Longer Paced QRS Duration is Associated With Increased Prevalence of Right Ventricular Pacing-Induced Cardiomyopathy.

Journal of cardiovascular electrophysiology

PubMedID: 27457998

Khurshid S, Liang JJ, Owens A, Lin D, Schaller R, Epstein AE, Marchlinski FE, Frankel DS. Longer Paced QRS Duration is Associated With Increased Prevalence of Right Ventricular Pacing-Induced Cardiomyopathy. J Cardiovasc Electrophysiol. 2016;.
INTRODUCTION
Pacing-induced cardiomyopathy (PICM) is an important cause of heart failure in patients exposed to frequent right ventricular (RV) pacing. While echocardiography is diagnostic, the optimal surveillance strategy remains unknown.
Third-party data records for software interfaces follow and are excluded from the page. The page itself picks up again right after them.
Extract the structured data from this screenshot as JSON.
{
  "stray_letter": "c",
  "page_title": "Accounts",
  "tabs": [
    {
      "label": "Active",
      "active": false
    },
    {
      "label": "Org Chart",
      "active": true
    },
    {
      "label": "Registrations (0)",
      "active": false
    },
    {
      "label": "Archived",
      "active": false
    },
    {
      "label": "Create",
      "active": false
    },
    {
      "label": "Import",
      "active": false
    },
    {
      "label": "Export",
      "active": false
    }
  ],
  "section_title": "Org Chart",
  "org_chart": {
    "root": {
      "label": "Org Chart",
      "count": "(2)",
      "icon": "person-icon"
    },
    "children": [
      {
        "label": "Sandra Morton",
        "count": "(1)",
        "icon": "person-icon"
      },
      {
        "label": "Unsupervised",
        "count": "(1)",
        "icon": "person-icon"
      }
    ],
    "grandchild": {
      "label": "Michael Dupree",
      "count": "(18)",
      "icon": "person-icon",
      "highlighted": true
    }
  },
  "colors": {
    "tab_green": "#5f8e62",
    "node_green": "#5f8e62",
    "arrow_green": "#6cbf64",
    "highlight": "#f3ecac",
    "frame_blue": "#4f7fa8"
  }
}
We sought to identify clinical and electrocardiographic factors associated with the presence of PICM to guide further testing.
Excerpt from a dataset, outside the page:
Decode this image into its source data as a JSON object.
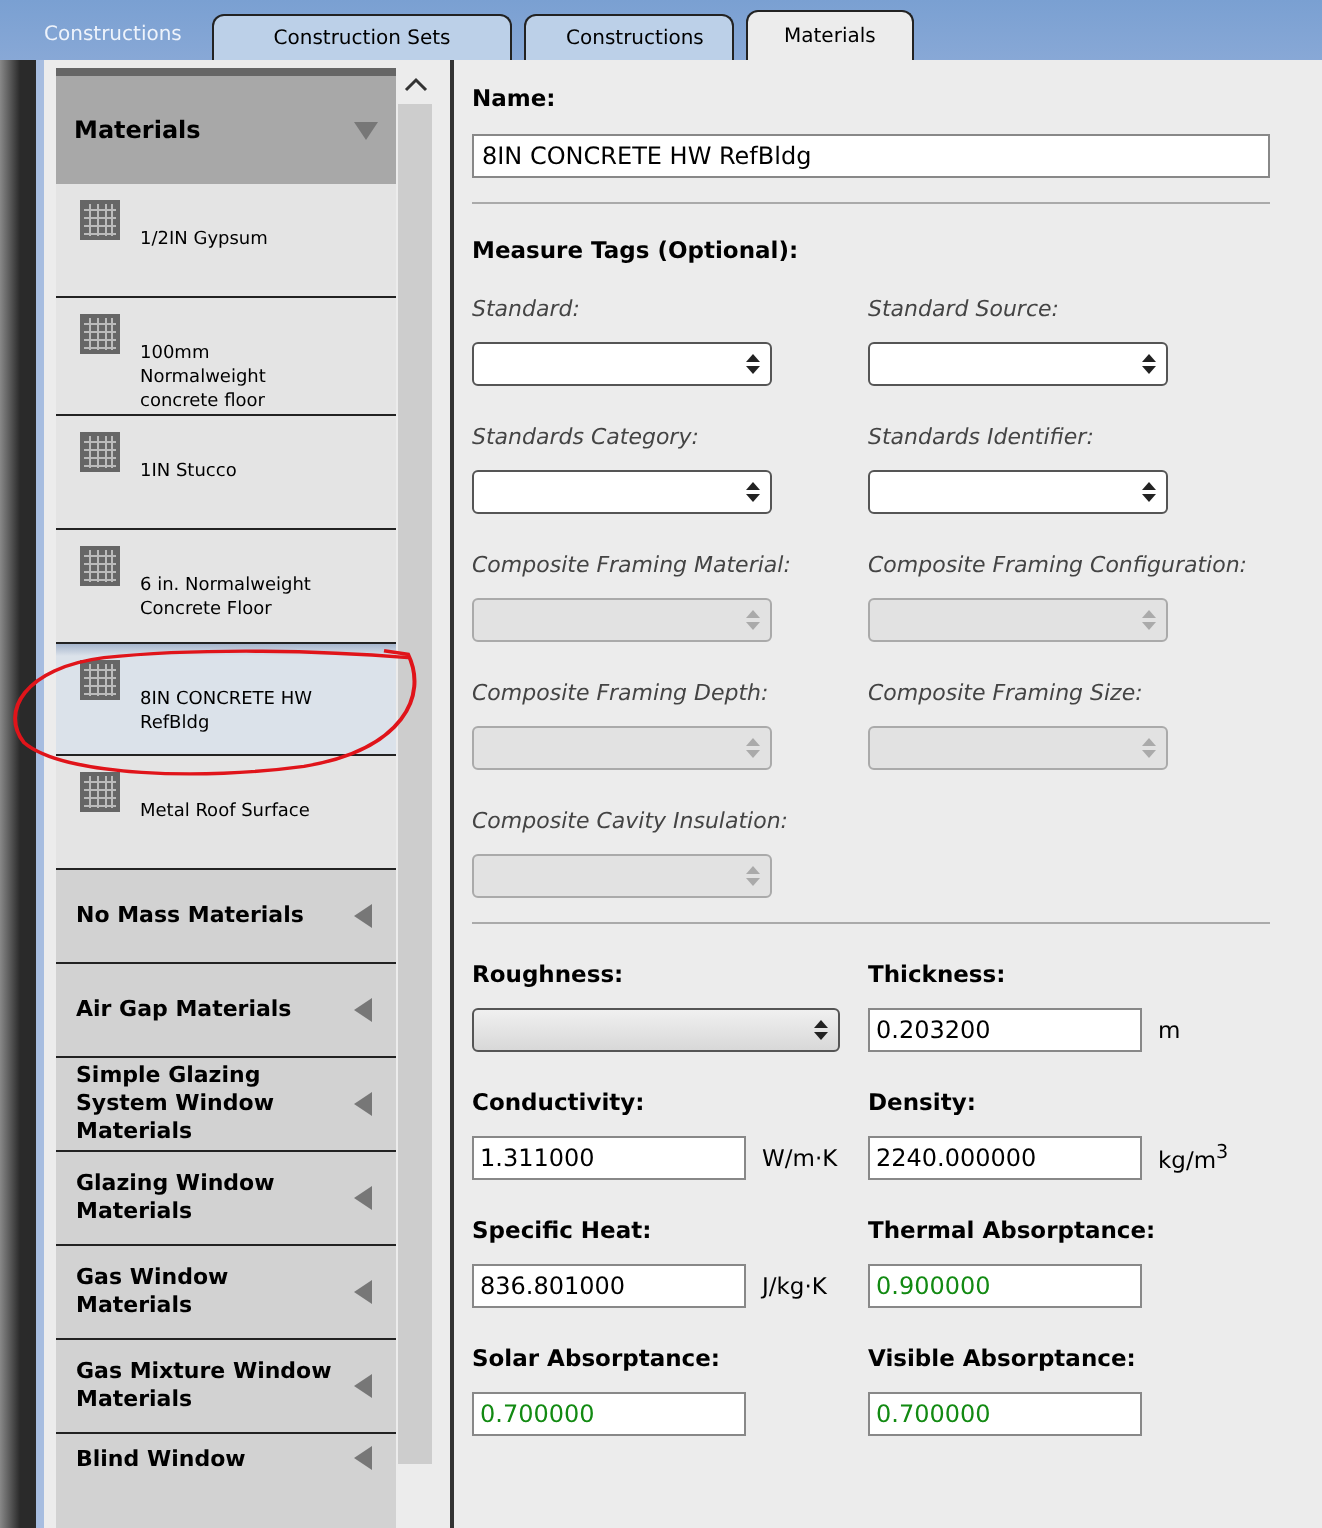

METHODS AND RESULTS
We retrospectively studied 1,750 consecutive patients undergoing pacemaker implantation 2003-2012. Patients were included if baseline LVEF was normal, single chamber ventricular or dual chamber pacemaker (but not ICD or cardiac resynchronization therapy device) was implanted, frequent (=20%) RV pacing was present and repeat echocardiogram was available following implantation. PICM was defined as =10% decrease in LVEF, resulting in LVEF <50%. Patients with alternative causes of cardiomyopathy were excluded. Clinical and electrocardiographic indicators of PICM were identified using multivariate logistic regression. Of 184 patients meeting study criteria, 42 (22.8%) developed PICM, with decrease in mean LVEF from 62.1% to 35.3% over mean follow-up 2.5 years. Longer follow-up paced QRS duration was associated with the presence of PICM (multivariate odds ratio 1.34 per 10 millisecond increase, 95% CI 1.06-1.63, p = 0.01). Paced QRS duration =150 milliseconds was 95% sensitive for PICM. Only half of patients with PICM had heart failure signs or symptoms at the time of echocardiographic diagnosis.

CONCLUSION
Patients with frequent RV pacing and paced QRS duration =150 milliseconds should be screened by echocardiogram to assess for PICM. Patients with paced QRS duration <150 milliseconds likely do not require screening, in the absence of heart failure signs or symptoms.